◆ **What you have to do**
Every line in the data below that holds "ghāḍa" should be found and copied.
-.-.-
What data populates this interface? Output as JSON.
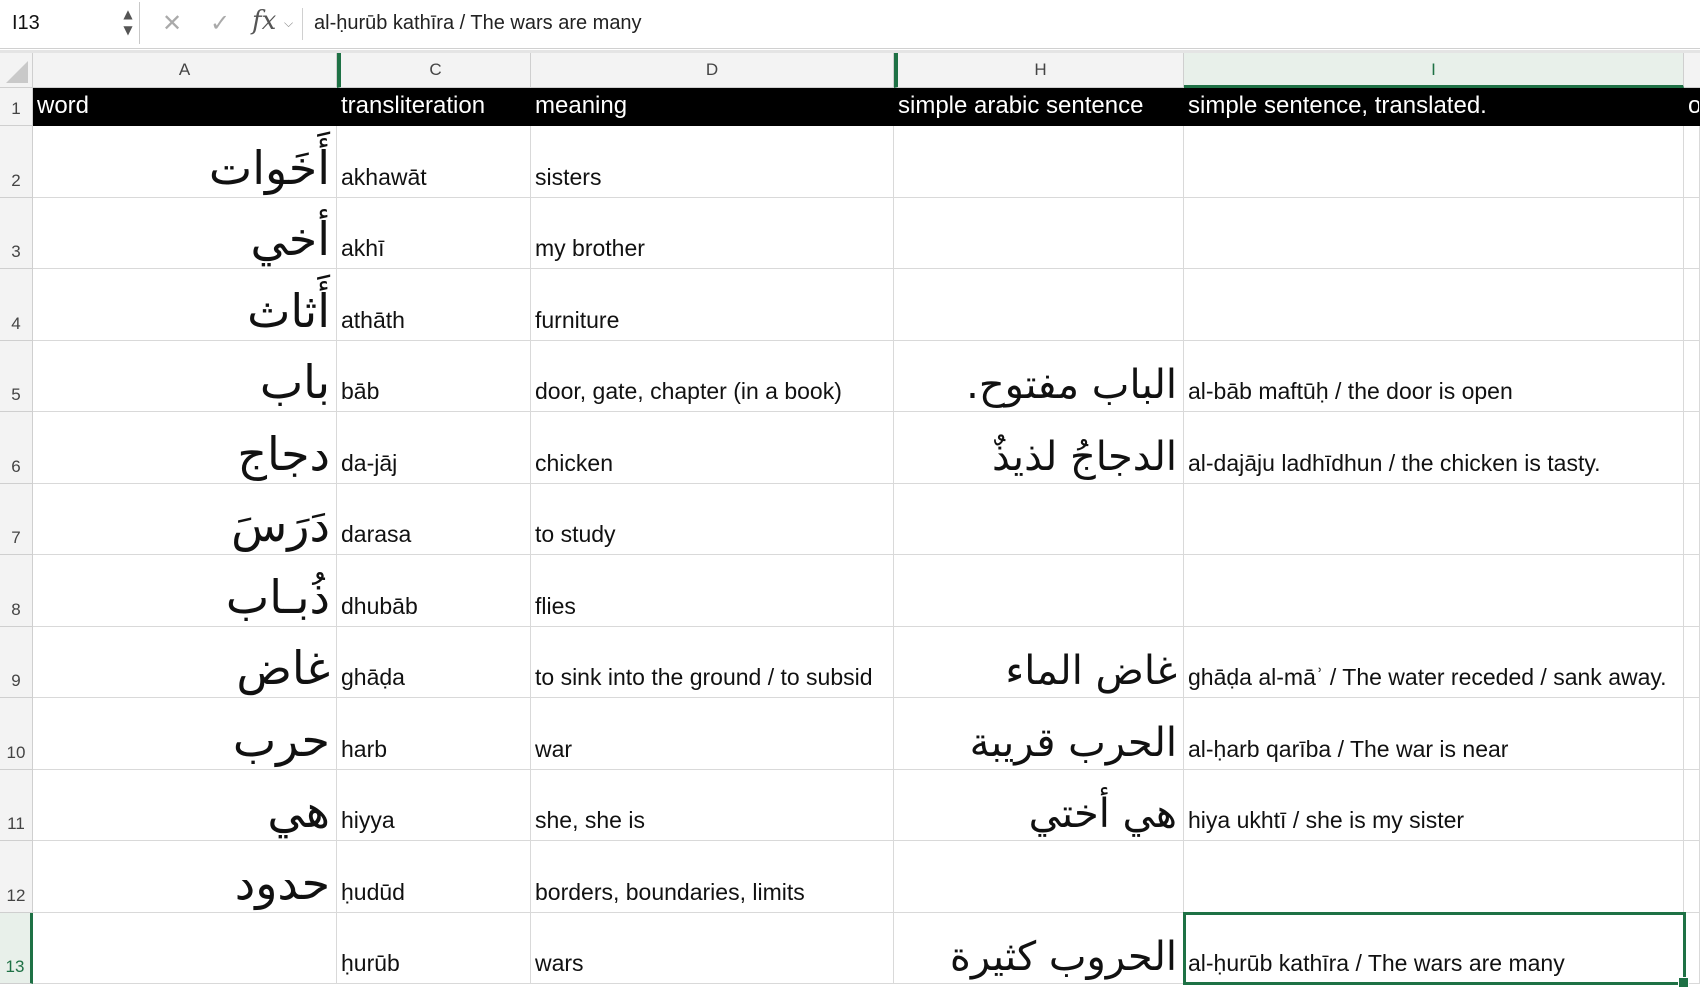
{
  "formula_bar": {
    "name_box": "I13",
    "cancel_icon": "✕",
    "enter_icon": "✓",
    "fx_label": "fx",
    "content": "al-ḥurūb kathīra / The wars are many"
  },
  "columns": [
    "A",
    "C",
    "D",
    "H",
    "I"
  ],
  "header_row": {
    "word": "word",
    "transliteration": "transliteration",
    "meaning": "meaning",
    "arabic_sentence": "simple arabic sentence",
    "translated": "simple sentence, translated.",
    "next_partial": "ot"
  },
  "rows": [
    {
      "num": "1"
    },
    {
      "num": "2",
      "word": "أَخَوات",
      "translit": "akhawāt",
      "meaning": "sisters",
      "sentence": "",
      "translated": ""
    },
    {
      "num": "3",
      "word": "أخي",
      "translit": "akhī",
      "meaning": "my brother",
      "sentence": "",
      "translated": ""
    },
    {
      "num": "4",
      "word": "أَثاث",
      "translit": "athāth",
      "meaning": "furniture",
      "sentence": "",
      "translated": ""
    },
    {
      "num": "5",
      "word": "باب",
      "translit": "bāb",
      "meaning": "door, gate, chapter (in a book)",
      "sentence": "الباب مفتوح.",
      "translated": "al-bāb maftūḥ / the door is open"
    },
    {
      "num": "6",
      "word": "دجاج",
      "translit": "da-jāj",
      "meaning": "chicken",
      "sentence": "الدجاجُ لذيذٌ",
      "translated": "al-dajāju ladhīdhun / the chicken is tasty."
    },
    {
      "num": "7",
      "word": "دَرَسَ",
      "translit": "darasa",
      "meaning": "to study",
      "sentence": "",
      "translated": ""
    },
    {
      "num": "8",
      "word": "ذُبـاب",
      "translit": "dhubāb",
      "meaning": "flies",
      "sentence": "",
      "translated": ""
    },
    {
      "num": "9",
      "word": "غاض",
      "translit": "ghāḍa",
      "meaning": "to sink into the ground / to subsid",
      "sentence": "غاض الماء",
      "translated": "ghāḍa al-māʾ / The water receded / sank away."
    },
    {
      "num": "10",
      "word": "حرب",
      "translit": "harb",
      "meaning": "war",
      "sentence": "الحرب قريبة",
      "translated": "al-ḥarb qarība / The war is near"
    },
    {
      "num": "11",
      "word": "هي",
      "translit": "hiyya",
      "meaning": "she, she is",
      "sentence": "هي أختي",
      "translated": "hiya ukhtī / she is my sister"
    },
    {
      "num": "12",
      "word": "حدود",
      "translit": "ḥudūd",
      "meaning": "borders, boundaries, limits",
      "sentence": "",
      "translated": ""
    },
    {
      "num": "13",
      "word": "",
      "translit": "ḥurūb",
      "meaning": "wars",
      "sentence": "الحروب كثيرة",
      "translated": "al-ḥurūb kathīra / The wars are many"
    }
  ],
  "colors": {
    "accent": "#1e7145",
    "header_bg": "#000000",
    "header_text": "#ffffff"
  }
}
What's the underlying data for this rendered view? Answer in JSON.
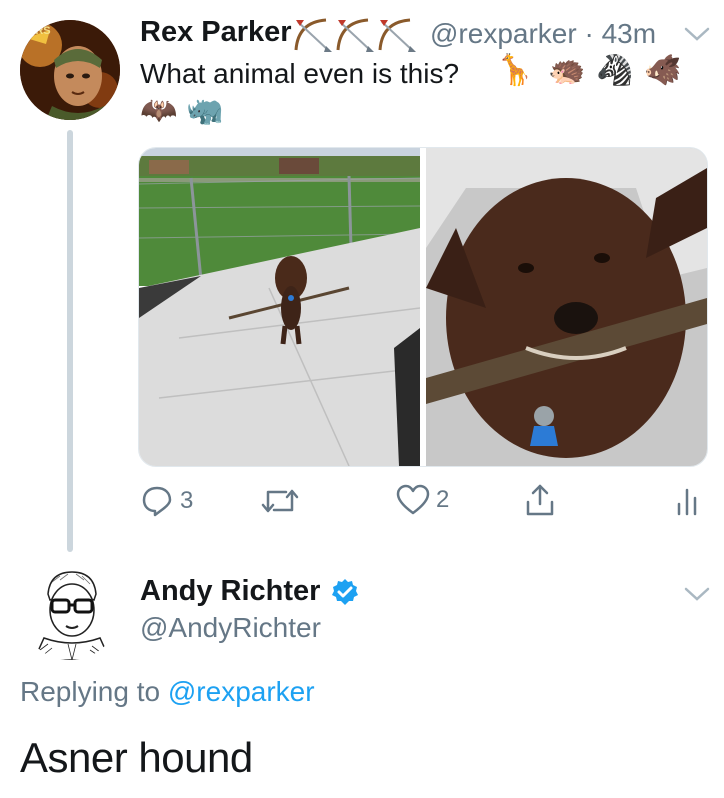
{
  "tweet": {
    "author_name": "Rex Parker",
    "name_suffix_icons": [
      "bow-and-arrow-icon",
      "bow-and-arrow-icon",
      "bow-and-arrow-icon"
    ],
    "handle": "@rexparker",
    "separator": "·",
    "time": "43m",
    "text": "What animal even is this?",
    "emoji": [
      "🦒",
      "🦔",
      "🦓",
      "🐗",
      "🦇",
      "🦏"
    ],
    "actions": {
      "reply_count": "3",
      "retweet_count": "",
      "like_count": "2"
    }
  },
  "reply": {
    "author_name": "Andy Richter",
    "handle": "@AndyRichter",
    "replying_to_label": "Replying to",
    "replying_to_handle": "@rexparker",
    "text": "Asner hound"
  },
  "colors": {
    "secondary_text": "#657786",
    "link": "#1da1f2",
    "verified": "#1da1f2",
    "thread_line": "#ccd6dd"
  }
}
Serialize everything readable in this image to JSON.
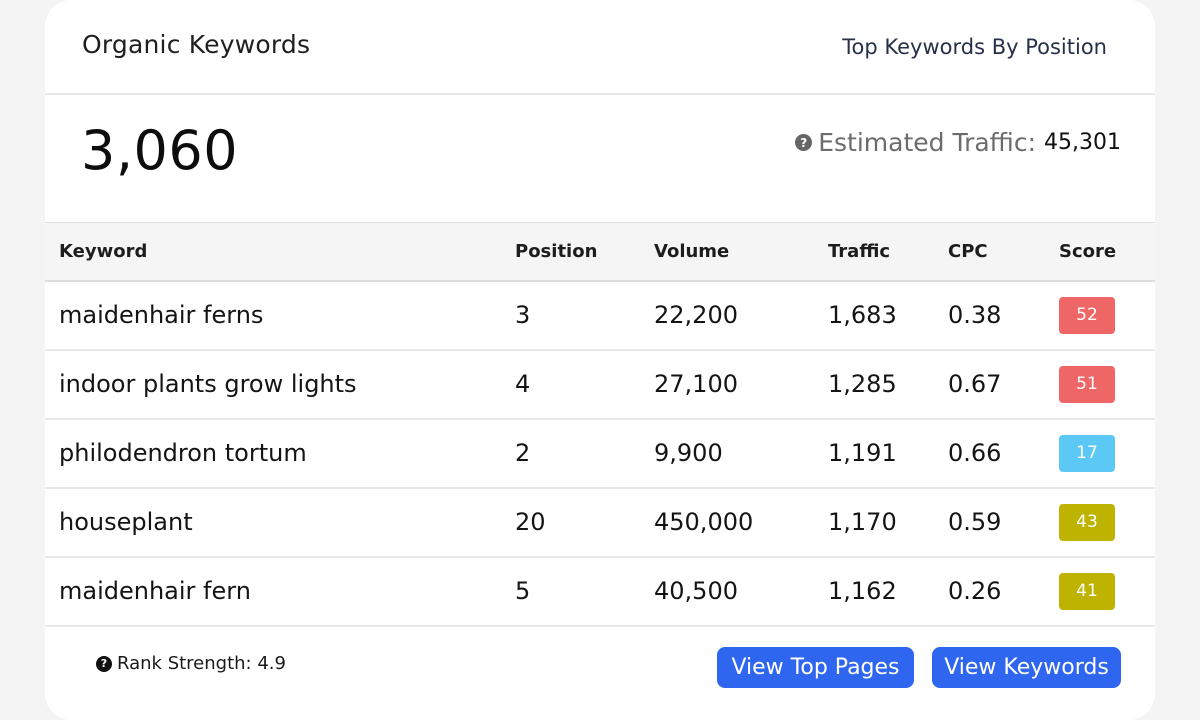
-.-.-
◆ **Final answer**
      "translit": "ghāḍa",
      "translated": "ghāḍa al-māʾ / The water receded / sank away."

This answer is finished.